Kansas Cold Cases: Nelson Jones
HOPE, Kan. (WIBW) - Growing up in the small town of Hope, Kansas, Nelson Jones was every bit the typical boy.
“He liked the outdoors. He liked to fish, baseball,” his younger sister Melissa Bowell said.
Melissa, the middle of three children, said her brother also was competitive - and fearless.
“(We’d see) who could go the lowest, who could jump the farthest, who could run the fastest,” she said. “We would climb on top of the water shed, and he had tied a water hose to a tree and we’d climb on top of the shed and we would swing down like Tarzan! He always had crazy ideas.”
Brave enough that on October 27, 1990, he insisted he could stay home alone while the rest of the family took a day trip to Wichita.
“He had begged my mom to stay home,” said Melissa, who was 9 at the time. “He was 11, and he had never stayed home by himself before, and he was supposed to hang out with somebody around the neighborhood.”
Dickinson Co. Sheriff Jerry Davis, who was a year into his job as a patrol deputy in 1990, would later took a closer look at the case as a criminal investigator.
“They got home around 6 p.m. Nelson wasn’t at home,” Davis said. “There was a school carnival just a few blocks away at the school, so the family assumed he’d left and gone to the carnival.”
Melissa said the family went to the carnival to find Nelson.
“We went up there and could not find him. Nobody had seen him, so we went back home,” she said.
While Melissa’s mom got on the phone to call neighbors to ask if any of them knew where he was, her younger sister went into Nelson’s room.
“She came out and she said, ‘Mom, I found Nelson and he looks all beat up.’ So we all went into the bedroom, and he was kneeling like he would to pray on the bed, and his upper half (of his body) was laying on the bed. I just remember he looked very pale and blue,” Melissa remembers. “Mom walked around the side and she grabbed his arm to feel for a pulse and I remember her saying, ‘Oh, God, Dennis. He’s dead;’ and my stepdad ran up barefoot to get the police officers.”
Nelson had been strangled. More than 30 years later, Davis said, the case remains open.
“There were several witnesses who saw him playing with people and biking around town. They were all interviewed,” he said. “It was kind of a community where everyone got along, everyone knew each other, and everybody trusted each other, so this was very shocking for the community at that time.”
It was especially shocking - and devastating - for a little girl.
“I was terrified. I was scared of the dark. I was scared to turn 11 - I was afraid I’d get killed, too,” Melissa said. “To be in your home and to not feel safe in your own home is...is pretty traumatizing.”
Melissa said her feelings about not knowing who killed Nelson go back and forth.

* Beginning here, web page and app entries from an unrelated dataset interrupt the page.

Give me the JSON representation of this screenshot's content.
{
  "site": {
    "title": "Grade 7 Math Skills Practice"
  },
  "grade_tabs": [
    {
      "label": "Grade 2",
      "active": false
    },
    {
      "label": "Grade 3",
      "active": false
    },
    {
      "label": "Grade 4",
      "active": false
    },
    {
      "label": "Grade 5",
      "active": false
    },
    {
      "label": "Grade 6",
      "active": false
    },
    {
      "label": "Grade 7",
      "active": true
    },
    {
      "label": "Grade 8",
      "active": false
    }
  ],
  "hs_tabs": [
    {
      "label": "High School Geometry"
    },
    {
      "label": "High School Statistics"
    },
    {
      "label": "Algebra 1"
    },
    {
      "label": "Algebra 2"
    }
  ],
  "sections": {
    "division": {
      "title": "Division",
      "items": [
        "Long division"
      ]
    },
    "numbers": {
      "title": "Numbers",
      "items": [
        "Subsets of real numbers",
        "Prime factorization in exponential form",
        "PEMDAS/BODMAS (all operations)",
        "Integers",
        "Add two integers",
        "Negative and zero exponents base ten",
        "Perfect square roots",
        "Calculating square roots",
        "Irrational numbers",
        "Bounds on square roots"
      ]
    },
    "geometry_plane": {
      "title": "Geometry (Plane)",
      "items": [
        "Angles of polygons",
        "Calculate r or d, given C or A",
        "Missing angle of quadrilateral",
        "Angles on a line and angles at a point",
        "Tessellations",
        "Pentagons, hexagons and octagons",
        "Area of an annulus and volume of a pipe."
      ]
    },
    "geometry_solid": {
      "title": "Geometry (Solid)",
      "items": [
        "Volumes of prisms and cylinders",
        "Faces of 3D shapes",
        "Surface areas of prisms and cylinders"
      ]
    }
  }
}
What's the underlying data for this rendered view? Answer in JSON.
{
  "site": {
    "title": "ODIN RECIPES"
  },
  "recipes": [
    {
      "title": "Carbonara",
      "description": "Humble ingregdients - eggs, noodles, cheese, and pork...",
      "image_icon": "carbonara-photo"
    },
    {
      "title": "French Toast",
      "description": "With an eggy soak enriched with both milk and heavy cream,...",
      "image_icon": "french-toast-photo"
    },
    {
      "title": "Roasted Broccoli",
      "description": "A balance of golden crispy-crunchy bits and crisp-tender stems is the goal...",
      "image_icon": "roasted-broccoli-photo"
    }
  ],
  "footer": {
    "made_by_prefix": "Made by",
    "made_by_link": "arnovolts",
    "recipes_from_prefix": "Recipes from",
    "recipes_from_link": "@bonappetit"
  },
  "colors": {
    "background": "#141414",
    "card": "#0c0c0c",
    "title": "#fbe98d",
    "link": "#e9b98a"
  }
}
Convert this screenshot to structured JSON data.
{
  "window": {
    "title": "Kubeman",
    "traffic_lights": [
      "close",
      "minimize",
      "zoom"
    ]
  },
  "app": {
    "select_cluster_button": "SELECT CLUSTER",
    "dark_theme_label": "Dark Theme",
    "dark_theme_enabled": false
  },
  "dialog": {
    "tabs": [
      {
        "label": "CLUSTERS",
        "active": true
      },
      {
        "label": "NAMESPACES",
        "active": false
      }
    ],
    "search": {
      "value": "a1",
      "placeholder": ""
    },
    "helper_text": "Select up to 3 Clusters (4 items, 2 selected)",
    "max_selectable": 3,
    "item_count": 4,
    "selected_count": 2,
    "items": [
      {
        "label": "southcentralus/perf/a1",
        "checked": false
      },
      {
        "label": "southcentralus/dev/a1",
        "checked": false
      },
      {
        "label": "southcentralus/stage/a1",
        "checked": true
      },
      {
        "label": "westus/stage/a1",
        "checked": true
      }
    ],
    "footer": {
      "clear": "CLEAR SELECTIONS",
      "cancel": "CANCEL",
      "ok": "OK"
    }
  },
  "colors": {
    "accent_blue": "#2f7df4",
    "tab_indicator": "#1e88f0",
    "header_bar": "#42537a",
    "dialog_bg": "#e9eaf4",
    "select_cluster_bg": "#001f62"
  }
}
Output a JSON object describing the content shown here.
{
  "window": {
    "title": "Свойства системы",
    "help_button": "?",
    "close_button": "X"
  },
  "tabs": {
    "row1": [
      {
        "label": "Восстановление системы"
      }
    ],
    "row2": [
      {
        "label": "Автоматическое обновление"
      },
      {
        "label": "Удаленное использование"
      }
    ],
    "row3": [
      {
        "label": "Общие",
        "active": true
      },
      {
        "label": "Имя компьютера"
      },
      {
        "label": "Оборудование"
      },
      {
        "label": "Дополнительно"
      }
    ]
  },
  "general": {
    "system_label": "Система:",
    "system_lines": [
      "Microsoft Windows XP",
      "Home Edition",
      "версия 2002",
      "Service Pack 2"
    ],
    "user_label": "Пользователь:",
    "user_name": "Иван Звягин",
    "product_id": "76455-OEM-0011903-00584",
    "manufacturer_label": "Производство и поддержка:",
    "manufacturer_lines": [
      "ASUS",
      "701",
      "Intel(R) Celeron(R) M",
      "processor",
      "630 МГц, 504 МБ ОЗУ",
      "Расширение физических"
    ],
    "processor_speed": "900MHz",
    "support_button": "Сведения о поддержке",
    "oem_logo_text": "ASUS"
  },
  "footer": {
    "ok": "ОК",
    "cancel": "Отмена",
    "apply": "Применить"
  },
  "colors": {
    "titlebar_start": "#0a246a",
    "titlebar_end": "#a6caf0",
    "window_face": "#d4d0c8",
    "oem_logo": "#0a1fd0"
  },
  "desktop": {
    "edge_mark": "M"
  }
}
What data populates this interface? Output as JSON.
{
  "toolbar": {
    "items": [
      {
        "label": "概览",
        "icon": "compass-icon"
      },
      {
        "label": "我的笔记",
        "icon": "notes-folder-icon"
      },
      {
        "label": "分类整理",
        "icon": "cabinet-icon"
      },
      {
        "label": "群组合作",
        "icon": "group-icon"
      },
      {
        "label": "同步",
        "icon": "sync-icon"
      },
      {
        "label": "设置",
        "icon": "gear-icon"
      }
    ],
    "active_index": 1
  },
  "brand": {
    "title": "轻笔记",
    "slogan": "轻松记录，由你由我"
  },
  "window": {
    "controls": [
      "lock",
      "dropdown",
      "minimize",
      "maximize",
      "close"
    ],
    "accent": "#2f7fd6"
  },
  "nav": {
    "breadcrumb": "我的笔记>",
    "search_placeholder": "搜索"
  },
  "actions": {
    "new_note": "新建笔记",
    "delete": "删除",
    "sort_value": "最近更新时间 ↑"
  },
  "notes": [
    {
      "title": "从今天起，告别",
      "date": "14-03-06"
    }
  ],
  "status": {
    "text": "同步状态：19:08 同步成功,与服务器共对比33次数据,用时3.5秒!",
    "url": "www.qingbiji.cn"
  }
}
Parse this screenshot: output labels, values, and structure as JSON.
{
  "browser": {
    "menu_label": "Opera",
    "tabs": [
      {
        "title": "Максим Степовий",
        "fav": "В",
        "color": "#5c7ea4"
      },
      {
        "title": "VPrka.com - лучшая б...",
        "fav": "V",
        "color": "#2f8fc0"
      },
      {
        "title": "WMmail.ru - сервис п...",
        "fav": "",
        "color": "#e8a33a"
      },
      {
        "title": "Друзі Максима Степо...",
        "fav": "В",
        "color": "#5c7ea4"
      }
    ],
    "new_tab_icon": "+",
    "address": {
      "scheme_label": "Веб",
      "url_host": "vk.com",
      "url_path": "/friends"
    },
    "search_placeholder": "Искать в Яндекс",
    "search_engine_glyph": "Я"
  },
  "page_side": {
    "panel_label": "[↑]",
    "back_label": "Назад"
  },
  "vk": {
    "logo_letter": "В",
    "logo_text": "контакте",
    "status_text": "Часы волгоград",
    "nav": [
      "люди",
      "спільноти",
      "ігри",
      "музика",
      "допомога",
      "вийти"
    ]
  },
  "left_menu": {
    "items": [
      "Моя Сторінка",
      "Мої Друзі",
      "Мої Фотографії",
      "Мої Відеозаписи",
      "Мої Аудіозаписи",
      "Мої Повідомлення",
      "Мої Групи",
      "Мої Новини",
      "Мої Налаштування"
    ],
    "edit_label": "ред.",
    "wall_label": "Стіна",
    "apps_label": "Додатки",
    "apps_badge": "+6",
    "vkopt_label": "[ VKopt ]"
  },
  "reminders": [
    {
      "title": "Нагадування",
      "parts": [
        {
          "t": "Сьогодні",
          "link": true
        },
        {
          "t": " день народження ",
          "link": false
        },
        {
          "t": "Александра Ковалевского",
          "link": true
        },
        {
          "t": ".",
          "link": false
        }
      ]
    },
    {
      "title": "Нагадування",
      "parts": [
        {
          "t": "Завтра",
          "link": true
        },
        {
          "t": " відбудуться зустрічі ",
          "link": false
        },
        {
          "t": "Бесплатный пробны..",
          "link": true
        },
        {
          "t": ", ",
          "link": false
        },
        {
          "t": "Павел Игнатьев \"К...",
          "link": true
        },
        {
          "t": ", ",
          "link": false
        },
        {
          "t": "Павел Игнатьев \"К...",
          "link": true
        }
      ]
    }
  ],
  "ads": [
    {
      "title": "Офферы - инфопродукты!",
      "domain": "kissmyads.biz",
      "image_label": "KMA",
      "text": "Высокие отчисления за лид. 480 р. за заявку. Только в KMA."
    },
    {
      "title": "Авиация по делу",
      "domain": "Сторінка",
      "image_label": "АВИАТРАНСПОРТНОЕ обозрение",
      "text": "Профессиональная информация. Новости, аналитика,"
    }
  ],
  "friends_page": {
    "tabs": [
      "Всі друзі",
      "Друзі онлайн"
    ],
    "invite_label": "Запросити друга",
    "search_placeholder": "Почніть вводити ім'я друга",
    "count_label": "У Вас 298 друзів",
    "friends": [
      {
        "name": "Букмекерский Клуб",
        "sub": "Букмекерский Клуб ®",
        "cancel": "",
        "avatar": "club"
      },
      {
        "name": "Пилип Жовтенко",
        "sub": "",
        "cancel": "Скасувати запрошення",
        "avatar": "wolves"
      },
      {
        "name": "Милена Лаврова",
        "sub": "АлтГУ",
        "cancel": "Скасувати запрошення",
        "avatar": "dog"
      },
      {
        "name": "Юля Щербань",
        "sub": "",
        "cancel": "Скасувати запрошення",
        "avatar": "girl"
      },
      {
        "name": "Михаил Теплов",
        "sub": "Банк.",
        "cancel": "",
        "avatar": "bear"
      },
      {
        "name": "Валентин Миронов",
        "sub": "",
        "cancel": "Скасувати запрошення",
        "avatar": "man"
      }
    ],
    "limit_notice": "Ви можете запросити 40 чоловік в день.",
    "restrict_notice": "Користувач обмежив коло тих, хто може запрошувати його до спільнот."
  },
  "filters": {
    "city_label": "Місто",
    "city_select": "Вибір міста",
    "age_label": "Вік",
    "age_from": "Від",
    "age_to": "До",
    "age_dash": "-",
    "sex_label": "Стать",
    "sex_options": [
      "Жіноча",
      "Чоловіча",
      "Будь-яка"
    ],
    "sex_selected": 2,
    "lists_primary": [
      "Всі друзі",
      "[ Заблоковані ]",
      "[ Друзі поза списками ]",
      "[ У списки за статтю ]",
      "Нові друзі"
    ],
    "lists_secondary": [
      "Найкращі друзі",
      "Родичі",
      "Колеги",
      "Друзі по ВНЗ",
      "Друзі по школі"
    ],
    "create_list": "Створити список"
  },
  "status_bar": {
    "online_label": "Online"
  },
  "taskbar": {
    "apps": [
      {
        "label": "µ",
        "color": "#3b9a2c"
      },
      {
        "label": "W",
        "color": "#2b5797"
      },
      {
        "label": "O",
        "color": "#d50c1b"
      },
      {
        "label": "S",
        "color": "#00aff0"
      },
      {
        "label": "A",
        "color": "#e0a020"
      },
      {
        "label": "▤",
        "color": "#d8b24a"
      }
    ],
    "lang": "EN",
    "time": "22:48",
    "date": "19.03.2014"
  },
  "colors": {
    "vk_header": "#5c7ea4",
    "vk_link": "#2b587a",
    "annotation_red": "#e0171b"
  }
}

“Sometimes I’m really angry, because I think about how it changed our family, the dynamics and all the pain it brought,” she said.
The house where it happened is gone now. The location is a grassy lot in the town of Hope. Melissa’s mom has passed away, as well.
But among the photos and a poem her mom wrote about a child at heaven’s gate with big blue eyes. Melissa still finds hope. Nelson was chosen as the three of hearts in the Kansas Cold Case deck. It’s a new effort to get tips in unsolved cases by featuring them on playing cards.
Melissa says she’s grateful Nelson is not forgotten.
“I often think about what life would be like if he’d been here,” she said. “What kind of brother would he be? What kind of uncle would he be to my children? Would we have competed in sports in high school?”
Sheriff Davis said the case remains personal to him.
“Nelson was an innocent victim, and he deserves to have his story told. His family deserves to know what happened,” he said. “Right now, Nelson would know what happened and the person who killed Nelson would know what happened. Right now, those are the only two leads we may have, and Nelson’s gone. He can’t speak for himself, so hopefully the evidence will speak for him.”
More than 30 years later, Melissa would like to find closure.
“I think I’d want to know why - why did they do that? And maybe tell them what it did to my family - the consequences of their actions, that choice that that person made,” she said. “I’d like to know that they have a conscience, and I hope someday that they will confess and seek forgiveness.”
If you know anything about Nelson’s death - or any unsolved case - call the Kansas Bureau of Investigation at 1-800-KS-CRIME.
Prior KS Cold Case Profiles:
Copyright 2022 WIBW. All rights reserved.